* _Task goal_: Once you have read the records, output them exactly.

§ §

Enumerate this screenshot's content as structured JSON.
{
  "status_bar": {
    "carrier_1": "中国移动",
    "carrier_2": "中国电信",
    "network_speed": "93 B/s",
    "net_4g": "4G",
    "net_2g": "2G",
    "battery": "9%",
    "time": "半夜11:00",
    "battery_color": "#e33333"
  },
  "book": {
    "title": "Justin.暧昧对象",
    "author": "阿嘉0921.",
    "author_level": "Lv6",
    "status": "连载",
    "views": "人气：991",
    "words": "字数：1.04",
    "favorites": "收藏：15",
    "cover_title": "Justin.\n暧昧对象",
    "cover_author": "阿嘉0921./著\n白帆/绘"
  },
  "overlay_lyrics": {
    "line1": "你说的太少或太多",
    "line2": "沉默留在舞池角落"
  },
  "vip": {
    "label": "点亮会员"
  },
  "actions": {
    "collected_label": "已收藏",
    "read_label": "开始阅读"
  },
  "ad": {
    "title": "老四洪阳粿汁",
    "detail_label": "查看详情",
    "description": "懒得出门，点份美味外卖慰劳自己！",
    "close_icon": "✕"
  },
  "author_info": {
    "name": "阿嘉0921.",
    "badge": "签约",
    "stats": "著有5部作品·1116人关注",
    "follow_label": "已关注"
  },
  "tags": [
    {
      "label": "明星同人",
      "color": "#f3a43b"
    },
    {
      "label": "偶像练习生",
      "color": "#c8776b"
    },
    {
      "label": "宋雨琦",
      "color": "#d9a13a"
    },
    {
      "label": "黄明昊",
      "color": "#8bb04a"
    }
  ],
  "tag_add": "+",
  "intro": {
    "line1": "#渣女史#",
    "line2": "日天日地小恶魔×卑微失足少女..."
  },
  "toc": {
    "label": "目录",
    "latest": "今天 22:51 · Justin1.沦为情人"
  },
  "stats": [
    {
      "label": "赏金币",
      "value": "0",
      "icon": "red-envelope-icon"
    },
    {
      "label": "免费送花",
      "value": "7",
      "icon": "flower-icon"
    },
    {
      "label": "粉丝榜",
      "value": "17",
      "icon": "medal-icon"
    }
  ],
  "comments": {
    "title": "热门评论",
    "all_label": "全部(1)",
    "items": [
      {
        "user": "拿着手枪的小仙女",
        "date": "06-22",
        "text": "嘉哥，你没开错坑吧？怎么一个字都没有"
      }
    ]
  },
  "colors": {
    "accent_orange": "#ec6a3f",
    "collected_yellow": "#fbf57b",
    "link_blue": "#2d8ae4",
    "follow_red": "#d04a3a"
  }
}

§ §

* _Answer for the task_:
Enumerate this screenshot's content as structured JSON.
{
  "status_bar": {
    "carrier_1": "中国移动",
    "carrier_2": "中国电信",
    "network_speed": "93 B/s",
    "net_4g": "4G",
    "net_2g": "2G",
    "battery": "9%",
    "time": "半夜11:00",
    "battery_color": "#e33333"
  },
  "book": {
    "title": "Justin.暧昧对象",
    "author": "阿嘉0921.",
    "author_level": "Lv6",
    "status": "连载",
    "views": "人气：991",
    "words": "字数：1.04",
    "favorites": "收藏：15",
    "cover_title": "Justin.\n暧昧对象",
    "cover_author": "阿嘉0921./著\n白帆/绘"
  },
  "overlay_lyrics": {
    "line1": "你说的太少或太多",
    "line2": "沉默留在舞池角落"
  },
  "vip": {
    "label": "点亮会员"
  },
  "actions": {
    "collected_label": "已收藏",
    "read_label": "开始阅读"
  },
  "ad": {
    "title": "老四洪阳粿汁",
    "detail_label": "查看详情",
    "description": "懒得出门，点份美味外卖慰劳自己！",
    "close_icon": "✕"
  },
  "author_info": {
    "name": "阿嘉0921.",
    "badge": "签约",
    "stats": "著有5部作品·1116人关注",
    "follow_label": "已关注"
  },
  "tags": [
    {
      "label": "明星同人",
      "color": "#f3a43b"
    },
    {
      "label": "偶像练习生",
      "color": "#c8776b"
    },
    {
      "label": "宋雨琦",
      "color": "#d9a13a"
    },
    {
      "label": "黄明昊",
      "color": "#8bb04a"
    }
  ],
  "tag_add": "+",
  "intro": {
    "line1": "#渣女史#",
    "line2": "日天日地小恶魔×卑微失足少女..."
  },
  "toc": {
    "label": "目录",
    "latest": "今天 22:51 · Justin1.沦为情人"
  },
  "stats": [
    {
      "label": "赏金币",
      "value": "0",
      "icon": "red-envelope-icon"
    },
    {
      "label": "免费送花",
      "value": "7",
      "icon": "flower-icon"
    },
    {
      "label": "粉丝榜",
      "value": "17",
      "icon": "medal-icon"
    }
  ],
  "comments": {
    "title": "热门评论",
    "all_label": "全部(1)",
    "items": [
      {
        "user": "拿着手枪的小仙女",
        "date": "06-22",
        "text": "嘉哥，你没开错坑吧？怎么一个字都没有"
      }
    ]
  },
  "colors": {
    "accent_orange": "#ec6a3f",
    "collected_yellow": "#fbf57b",
    "link_blue": "#2d8ae4",
    "follow_red": "#d04a3a"
  }
}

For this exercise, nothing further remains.